Task requirements
All of the records are to be reproduced exactly.

Dataset rows describing interfaces:
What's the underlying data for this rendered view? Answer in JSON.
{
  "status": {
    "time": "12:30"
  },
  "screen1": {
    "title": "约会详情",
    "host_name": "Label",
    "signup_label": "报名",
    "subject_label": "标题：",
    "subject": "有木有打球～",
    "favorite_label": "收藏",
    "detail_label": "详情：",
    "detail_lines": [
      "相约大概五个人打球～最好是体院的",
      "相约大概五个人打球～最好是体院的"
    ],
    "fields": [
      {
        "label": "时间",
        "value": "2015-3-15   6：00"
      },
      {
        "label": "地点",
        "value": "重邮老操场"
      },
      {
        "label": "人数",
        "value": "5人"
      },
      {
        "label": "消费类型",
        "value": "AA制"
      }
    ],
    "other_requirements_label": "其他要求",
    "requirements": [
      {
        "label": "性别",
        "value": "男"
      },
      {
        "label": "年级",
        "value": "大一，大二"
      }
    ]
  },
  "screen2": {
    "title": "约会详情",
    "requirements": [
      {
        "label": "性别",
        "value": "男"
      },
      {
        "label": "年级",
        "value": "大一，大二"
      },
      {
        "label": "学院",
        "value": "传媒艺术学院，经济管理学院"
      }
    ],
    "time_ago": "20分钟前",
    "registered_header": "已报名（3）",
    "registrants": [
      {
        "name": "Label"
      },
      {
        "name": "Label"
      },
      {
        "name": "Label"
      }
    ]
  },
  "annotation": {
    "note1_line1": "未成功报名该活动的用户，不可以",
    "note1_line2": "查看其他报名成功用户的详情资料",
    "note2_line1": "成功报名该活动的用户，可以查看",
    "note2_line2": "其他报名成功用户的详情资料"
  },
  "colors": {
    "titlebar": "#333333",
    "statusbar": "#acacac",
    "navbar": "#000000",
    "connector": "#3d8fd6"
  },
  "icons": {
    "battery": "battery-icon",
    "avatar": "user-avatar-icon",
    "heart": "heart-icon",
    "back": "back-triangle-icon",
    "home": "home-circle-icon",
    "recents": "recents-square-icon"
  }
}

Exercise output
What's the underlying data for this rendered view? Answer in JSON.
{
  "status": {
    "time": "12:30"
  },
  "screen1": {
    "title": "约会详情",
    "host_name": "Label",
    "signup_label": "报名",
    "subject_label": "标题：",
    "subject": "有木有打球～",
    "favorite_label": "收藏",
    "detail_label": "详情：",
    "detail_lines": [
      "相约大概五个人打球～最好是体院的",
      "相约大概五个人打球～最好是体院的"
    ],
    "fields": [
      {
        "label": "时间",
        "value": "2015-3-15   6：00"
      },
      {
        "label": "地点",
        "value": "重邮老操场"
      },
      {
        "label": "人数",
        "value": "5人"
      },
      {
        "label": "消费类型",
        "value": "AA制"
      }
    ],
    "other_requirements_label": "其他要求",
    "requirements": [
      {
        "label": "性别",
        "value": "男"
      },
      {
        "label": "年级",
        "value": "大一，大二"
      }
    ]
  },
  "screen2": {
    "title": "约会详情",
    "requirements": [
      {
        "label": "性别",
        "value": "男"
      },
      {
        "label": "年级",
        "value": "大一，大二"
      },
      {
        "label": "学院",
        "value": "传媒艺术学院，经济管理学院"
      }
    ],
    "time_ago": "20分钟前",
    "registered_header": "已报名（3）",
    "registrants": [
      {
        "name": "Label"
      },
      {
        "name": "Label"
      },
      {
        "name": "Label"
      }
    ]
  },
  "annotation": {
    "note1_line1": "未成功报名该活动的用户，不可以",
    "note1_line2": "查看其他报名成功用户的详情资料",
    "note2_line1": "成功报名该活动的用户，可以查看",
    "note2_line2": "其他报名成功用户的详情资料"
  },
  "colors": {
    "titlebar": "#333333",
    "statusbar": "#acacac",
    "navbar": "#000000",
    "connector": "#3d8fd6"
  },
  "icons": {
    "battery": "battery-icon",
    "avatar": "user-avatar-icon",
    "heart": "heart-icon",
    "back": "back-triangle-icon",
    "home": "home-circle-icon",
    "recents": "recents-square-icon"
  }
}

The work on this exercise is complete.